  • If it’s broke… fix it! Patagonia’s Worn Wear program makes this statement easy to translate into action. We all have those tried and tested pieces of gear that we know and love, so rather than replacing them entirely when they are damaged, look to programs like Worn Wear to keep your gear in action and minimise unnecessary waste sent to landfill. If it’s not your Patagonia gear you need fixed, head in to your local Paddy Pallin store and ask for advice on where to get your used gear repaired!
Patagonia's Worn Wear Program

Patagonia’s Worn Wear Program

For a little more on the “stories we wear”, have a watch of Patagonia’s film:

  • This last one takes next to NO EFFORT, so get around it with us! Whether you’re into bushwalking, camping, cycling, canyoning, climbing, rafting (of any sort), or all of the above, we can all adapt the mentality of “leave no trace” when taking on outdoor adventures.  Check out our blog on how to leave no trace when hiking and camping to find the tools you can use to make this task easier than ever! If we all took on this challenge to leave no trace, dedicated ourselves to hiking it in and hiking it out (with no exceptions) and committed to picking up rubbish on the trails, in the water, at the summit or around the mountain huts, we would have a much cleaner adventure playground and the planet would THANK US! We were lucky to sit down and have a chat with Heather from Hike it Out – who is spearheading an initiative that aims to cement an overarching “hiking culture that holds everyone responsible for their own rubbish, and any they find along the way; it’s that simple”.

Hike it Out Pledge

You can also make a donation to the Great Koala National Park project through the Paddy Pallin Foundation.

Stay tuned for the Great Koala National Park’s upcoming social media campaign and accompanying promotional video. Head to their website or Facebook page for more info! Moreover, check back in the upcoming weeks to learn more about Paddy Pallin’s 2018/2019 Don’t Bag the Environment campaign! 

Great Koala National Park

#ExperienceIsEverything | #PaddyPallin


About The Author
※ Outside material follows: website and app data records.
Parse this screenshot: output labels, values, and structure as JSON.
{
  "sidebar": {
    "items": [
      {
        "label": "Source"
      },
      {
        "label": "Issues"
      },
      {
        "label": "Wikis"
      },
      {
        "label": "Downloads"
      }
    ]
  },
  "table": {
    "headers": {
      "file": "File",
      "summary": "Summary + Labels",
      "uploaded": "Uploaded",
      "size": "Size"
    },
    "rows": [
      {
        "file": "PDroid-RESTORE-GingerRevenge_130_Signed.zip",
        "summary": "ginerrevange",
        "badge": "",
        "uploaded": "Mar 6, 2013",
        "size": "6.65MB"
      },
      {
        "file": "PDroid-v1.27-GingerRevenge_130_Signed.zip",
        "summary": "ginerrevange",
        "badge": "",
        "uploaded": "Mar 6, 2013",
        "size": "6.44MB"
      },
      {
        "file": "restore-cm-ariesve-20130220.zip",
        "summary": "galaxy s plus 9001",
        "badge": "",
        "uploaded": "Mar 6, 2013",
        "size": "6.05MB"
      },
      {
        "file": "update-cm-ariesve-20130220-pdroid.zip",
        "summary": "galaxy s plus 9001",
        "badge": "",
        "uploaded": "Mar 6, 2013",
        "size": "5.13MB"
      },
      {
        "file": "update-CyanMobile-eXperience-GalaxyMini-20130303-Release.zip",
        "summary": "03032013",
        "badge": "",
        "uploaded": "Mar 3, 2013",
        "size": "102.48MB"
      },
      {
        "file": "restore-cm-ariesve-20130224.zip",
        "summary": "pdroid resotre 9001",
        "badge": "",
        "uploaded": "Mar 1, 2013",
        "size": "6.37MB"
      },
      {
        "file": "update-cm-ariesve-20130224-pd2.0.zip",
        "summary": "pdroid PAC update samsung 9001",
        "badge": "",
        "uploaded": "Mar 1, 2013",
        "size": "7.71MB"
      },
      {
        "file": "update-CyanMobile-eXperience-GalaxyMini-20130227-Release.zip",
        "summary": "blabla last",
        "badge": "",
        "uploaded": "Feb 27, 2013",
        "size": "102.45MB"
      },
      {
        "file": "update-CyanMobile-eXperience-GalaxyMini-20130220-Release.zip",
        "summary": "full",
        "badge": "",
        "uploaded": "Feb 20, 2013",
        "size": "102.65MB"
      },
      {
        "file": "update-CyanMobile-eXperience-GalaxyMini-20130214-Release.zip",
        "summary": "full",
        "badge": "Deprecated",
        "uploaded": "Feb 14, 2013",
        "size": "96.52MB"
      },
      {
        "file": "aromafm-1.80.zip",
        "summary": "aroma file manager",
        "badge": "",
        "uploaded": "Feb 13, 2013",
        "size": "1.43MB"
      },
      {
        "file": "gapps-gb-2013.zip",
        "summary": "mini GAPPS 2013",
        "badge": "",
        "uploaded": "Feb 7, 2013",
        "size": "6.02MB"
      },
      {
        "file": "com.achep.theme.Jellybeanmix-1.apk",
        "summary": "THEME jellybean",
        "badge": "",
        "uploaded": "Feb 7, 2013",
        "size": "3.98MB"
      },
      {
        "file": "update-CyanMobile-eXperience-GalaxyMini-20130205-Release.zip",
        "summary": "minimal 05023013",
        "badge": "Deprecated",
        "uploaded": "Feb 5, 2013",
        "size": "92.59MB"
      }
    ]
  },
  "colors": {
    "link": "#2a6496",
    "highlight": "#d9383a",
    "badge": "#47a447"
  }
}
Some 80 years ago, a young bushwalker's dissatisfaction with the limited and heavy bushwalking equipment available prompted him to design and make his own. Before long, word spread, and Paddy Pallin's lightweight, functional designs were soon in demand among fellow bushwalkers. From its early days the company has concentrated on supplying bushwalkers, travellers and adventurers with the highest quality and most advanced products and knowledge. Since 1930 the company has grown to become Australia's leading supplier of specialist outdoor and travel gear. The company, still owned by the Pallin family, now has thirteen stores throughout Australia as well as online, mail order and corporate sales divisions. We are using our vast wealth of knowledge, and experience, to build an online community where we can share our stories, reviews and tech tips to help you research and plan your next adventure.

Leave a Reply

Your email address will not be published.